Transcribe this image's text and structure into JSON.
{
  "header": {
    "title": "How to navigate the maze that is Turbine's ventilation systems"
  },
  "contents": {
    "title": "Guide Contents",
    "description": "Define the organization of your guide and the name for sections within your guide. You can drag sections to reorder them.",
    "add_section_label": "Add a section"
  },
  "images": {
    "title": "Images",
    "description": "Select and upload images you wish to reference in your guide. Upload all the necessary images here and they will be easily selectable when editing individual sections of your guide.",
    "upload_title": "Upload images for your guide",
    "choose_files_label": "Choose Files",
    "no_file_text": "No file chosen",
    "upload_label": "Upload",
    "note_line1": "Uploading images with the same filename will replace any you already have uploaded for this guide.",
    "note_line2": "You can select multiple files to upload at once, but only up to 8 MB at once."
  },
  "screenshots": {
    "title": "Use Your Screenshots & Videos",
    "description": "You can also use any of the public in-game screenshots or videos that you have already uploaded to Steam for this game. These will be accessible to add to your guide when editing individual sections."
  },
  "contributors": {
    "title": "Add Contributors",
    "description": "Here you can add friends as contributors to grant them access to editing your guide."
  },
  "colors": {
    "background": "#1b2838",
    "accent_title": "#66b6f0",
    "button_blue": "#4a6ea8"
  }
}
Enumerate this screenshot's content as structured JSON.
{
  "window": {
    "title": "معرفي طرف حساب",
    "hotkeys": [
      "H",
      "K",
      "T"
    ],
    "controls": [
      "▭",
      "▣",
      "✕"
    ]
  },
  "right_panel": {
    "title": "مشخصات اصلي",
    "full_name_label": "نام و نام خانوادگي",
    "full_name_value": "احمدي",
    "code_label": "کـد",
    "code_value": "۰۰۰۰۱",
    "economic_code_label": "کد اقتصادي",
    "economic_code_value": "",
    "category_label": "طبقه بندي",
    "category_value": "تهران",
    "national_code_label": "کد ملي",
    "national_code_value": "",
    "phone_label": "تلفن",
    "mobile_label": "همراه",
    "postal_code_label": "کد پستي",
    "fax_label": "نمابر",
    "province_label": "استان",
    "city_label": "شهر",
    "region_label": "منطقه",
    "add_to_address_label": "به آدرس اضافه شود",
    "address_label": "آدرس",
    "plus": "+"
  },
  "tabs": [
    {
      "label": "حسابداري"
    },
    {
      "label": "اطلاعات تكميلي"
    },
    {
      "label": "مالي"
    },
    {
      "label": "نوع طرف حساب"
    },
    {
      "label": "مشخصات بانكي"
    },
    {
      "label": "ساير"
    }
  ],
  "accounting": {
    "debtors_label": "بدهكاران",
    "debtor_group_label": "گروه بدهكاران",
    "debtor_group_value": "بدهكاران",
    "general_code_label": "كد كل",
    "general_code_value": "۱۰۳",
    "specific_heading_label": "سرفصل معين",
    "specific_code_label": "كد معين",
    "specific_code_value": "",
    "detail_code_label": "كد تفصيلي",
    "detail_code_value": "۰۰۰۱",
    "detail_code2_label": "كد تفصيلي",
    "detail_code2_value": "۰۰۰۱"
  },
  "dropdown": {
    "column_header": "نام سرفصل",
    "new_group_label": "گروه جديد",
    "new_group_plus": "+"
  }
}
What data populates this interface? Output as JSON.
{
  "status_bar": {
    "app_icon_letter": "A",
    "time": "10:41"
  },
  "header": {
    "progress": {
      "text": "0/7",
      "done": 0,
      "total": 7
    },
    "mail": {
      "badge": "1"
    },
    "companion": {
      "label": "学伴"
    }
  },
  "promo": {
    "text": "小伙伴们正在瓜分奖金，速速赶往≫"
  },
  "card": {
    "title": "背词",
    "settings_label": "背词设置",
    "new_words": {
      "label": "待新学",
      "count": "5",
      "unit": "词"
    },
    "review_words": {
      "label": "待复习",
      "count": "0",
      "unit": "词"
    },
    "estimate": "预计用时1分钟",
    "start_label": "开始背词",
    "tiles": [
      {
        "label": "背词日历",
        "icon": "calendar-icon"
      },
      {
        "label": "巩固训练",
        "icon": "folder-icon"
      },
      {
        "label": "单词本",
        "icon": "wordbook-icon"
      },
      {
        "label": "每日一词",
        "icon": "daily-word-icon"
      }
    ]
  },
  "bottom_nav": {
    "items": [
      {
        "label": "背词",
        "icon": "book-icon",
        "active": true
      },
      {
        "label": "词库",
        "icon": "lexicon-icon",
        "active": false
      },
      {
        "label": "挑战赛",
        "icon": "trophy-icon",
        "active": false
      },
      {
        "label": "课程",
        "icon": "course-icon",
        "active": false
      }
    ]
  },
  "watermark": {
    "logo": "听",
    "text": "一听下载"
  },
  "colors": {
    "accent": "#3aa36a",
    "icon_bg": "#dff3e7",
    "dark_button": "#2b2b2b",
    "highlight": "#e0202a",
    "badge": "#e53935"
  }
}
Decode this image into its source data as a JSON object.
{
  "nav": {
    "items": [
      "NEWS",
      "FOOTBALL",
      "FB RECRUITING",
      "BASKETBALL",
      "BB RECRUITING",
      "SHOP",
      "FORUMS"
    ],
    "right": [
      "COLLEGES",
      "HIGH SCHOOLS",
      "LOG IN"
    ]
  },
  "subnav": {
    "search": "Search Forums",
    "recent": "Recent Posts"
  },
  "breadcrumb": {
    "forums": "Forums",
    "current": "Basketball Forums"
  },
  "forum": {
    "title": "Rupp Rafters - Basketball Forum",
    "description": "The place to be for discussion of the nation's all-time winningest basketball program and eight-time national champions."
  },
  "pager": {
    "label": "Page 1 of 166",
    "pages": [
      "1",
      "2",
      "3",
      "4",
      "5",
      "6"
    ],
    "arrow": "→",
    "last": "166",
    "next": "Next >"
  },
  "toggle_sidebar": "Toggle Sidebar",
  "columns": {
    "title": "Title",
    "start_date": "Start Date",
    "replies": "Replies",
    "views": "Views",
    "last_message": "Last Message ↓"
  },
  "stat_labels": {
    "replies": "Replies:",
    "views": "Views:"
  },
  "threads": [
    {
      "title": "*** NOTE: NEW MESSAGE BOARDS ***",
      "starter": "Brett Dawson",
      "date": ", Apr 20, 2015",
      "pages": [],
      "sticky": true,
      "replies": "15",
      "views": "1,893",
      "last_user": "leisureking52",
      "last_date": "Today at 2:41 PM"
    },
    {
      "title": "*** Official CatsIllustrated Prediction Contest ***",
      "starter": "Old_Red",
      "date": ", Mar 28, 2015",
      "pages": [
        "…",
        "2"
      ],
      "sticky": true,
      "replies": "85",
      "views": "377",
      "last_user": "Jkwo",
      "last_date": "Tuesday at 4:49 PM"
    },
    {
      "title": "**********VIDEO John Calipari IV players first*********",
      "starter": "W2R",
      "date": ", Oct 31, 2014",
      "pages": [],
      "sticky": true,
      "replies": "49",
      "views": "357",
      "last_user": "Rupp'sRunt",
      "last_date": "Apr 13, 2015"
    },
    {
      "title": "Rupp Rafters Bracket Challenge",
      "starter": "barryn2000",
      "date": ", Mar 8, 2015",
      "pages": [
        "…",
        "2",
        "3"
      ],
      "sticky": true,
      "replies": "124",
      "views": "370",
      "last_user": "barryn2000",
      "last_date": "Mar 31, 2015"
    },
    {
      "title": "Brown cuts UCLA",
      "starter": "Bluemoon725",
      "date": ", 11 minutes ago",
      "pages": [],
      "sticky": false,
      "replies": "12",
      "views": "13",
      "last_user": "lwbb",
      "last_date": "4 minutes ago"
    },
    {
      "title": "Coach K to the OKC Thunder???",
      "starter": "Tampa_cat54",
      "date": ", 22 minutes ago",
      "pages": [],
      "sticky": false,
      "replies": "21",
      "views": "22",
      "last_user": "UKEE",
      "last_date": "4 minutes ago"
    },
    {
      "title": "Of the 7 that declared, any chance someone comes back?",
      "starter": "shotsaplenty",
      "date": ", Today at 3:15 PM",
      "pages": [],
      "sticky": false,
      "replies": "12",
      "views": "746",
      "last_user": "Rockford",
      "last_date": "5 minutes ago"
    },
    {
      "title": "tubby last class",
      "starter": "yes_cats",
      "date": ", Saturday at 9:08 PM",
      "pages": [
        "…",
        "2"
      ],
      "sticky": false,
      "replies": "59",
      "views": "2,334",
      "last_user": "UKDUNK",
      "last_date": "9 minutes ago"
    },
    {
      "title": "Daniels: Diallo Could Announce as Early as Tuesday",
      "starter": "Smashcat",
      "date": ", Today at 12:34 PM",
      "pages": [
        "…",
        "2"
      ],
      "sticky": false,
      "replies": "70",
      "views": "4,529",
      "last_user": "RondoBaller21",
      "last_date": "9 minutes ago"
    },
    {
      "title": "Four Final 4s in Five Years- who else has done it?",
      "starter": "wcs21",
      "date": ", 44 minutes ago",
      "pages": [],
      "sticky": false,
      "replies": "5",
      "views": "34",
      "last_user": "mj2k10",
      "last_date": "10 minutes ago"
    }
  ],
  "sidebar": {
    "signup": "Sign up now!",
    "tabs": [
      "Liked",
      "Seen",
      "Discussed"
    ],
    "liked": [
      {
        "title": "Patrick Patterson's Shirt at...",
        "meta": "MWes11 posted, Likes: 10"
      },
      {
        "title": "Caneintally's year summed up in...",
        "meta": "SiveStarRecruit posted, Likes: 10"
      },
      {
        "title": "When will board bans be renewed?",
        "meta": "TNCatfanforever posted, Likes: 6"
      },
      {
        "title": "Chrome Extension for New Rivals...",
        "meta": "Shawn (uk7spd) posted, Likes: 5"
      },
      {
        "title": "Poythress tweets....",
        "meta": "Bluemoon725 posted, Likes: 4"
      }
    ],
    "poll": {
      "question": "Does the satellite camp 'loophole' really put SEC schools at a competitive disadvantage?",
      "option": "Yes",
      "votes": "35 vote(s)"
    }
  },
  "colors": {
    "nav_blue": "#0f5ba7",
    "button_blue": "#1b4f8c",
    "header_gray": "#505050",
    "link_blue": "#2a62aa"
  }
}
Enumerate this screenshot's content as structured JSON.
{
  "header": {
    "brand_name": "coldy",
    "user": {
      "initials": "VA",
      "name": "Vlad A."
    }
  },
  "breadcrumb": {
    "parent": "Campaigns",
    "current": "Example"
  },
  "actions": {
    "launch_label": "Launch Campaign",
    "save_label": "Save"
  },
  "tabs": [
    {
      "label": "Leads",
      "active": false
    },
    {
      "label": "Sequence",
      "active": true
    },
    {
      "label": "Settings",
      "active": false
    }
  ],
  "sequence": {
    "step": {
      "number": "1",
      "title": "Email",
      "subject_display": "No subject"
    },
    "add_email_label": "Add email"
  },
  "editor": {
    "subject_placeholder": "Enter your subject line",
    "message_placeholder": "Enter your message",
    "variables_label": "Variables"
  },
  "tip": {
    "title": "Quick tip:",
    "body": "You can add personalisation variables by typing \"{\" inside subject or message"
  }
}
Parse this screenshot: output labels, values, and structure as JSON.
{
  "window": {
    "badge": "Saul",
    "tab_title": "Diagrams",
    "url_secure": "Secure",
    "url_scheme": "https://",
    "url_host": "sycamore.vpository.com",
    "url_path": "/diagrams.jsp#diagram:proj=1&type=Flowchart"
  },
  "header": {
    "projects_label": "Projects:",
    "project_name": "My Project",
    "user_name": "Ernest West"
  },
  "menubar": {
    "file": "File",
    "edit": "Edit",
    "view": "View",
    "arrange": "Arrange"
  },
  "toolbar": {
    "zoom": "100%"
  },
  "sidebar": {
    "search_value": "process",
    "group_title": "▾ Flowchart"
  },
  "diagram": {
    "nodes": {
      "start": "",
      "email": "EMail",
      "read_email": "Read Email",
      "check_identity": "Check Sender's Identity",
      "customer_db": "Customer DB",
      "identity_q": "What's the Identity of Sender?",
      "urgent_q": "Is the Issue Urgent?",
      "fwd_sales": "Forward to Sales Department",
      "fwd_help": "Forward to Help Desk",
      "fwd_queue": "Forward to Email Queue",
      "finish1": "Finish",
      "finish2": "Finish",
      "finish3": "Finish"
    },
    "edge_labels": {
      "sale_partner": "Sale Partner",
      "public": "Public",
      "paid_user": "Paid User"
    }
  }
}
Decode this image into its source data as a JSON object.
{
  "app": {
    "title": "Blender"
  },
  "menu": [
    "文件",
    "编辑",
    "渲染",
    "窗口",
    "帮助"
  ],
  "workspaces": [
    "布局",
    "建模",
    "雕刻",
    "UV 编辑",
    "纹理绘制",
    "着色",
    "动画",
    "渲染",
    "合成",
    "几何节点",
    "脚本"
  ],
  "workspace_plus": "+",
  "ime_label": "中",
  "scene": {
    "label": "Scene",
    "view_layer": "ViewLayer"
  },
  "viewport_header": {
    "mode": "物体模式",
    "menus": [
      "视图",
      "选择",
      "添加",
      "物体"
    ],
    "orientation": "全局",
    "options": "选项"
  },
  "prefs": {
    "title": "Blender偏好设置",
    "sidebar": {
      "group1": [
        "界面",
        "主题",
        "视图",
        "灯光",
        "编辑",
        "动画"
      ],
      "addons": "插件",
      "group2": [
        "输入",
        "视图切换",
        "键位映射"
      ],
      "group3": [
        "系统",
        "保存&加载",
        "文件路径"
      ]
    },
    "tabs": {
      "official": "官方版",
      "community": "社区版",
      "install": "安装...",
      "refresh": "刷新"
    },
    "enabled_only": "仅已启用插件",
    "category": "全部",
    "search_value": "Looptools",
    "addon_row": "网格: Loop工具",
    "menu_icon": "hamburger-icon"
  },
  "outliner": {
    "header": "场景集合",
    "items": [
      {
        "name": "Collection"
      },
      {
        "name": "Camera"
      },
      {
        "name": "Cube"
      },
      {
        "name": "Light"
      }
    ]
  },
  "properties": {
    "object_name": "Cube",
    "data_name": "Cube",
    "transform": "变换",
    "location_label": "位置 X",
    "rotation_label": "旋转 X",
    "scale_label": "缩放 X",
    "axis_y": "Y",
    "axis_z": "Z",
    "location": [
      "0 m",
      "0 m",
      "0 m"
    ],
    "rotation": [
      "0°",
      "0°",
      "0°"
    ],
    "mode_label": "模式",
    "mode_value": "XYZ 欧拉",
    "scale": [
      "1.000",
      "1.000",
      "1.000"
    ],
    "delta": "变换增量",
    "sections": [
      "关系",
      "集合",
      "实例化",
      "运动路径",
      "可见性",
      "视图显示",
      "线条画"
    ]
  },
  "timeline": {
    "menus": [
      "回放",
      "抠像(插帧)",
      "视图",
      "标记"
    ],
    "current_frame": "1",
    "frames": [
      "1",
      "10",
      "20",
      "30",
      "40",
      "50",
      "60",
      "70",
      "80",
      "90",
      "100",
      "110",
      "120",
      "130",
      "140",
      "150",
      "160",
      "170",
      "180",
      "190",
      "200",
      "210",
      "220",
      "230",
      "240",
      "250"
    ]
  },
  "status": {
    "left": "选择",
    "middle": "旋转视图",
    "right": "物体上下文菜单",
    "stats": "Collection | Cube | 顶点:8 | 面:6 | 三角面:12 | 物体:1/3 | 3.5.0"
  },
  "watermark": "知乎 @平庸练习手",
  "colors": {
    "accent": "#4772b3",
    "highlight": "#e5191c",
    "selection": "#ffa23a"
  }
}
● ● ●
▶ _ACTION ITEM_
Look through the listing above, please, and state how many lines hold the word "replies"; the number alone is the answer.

▶ _WORKED SOLUTION_
12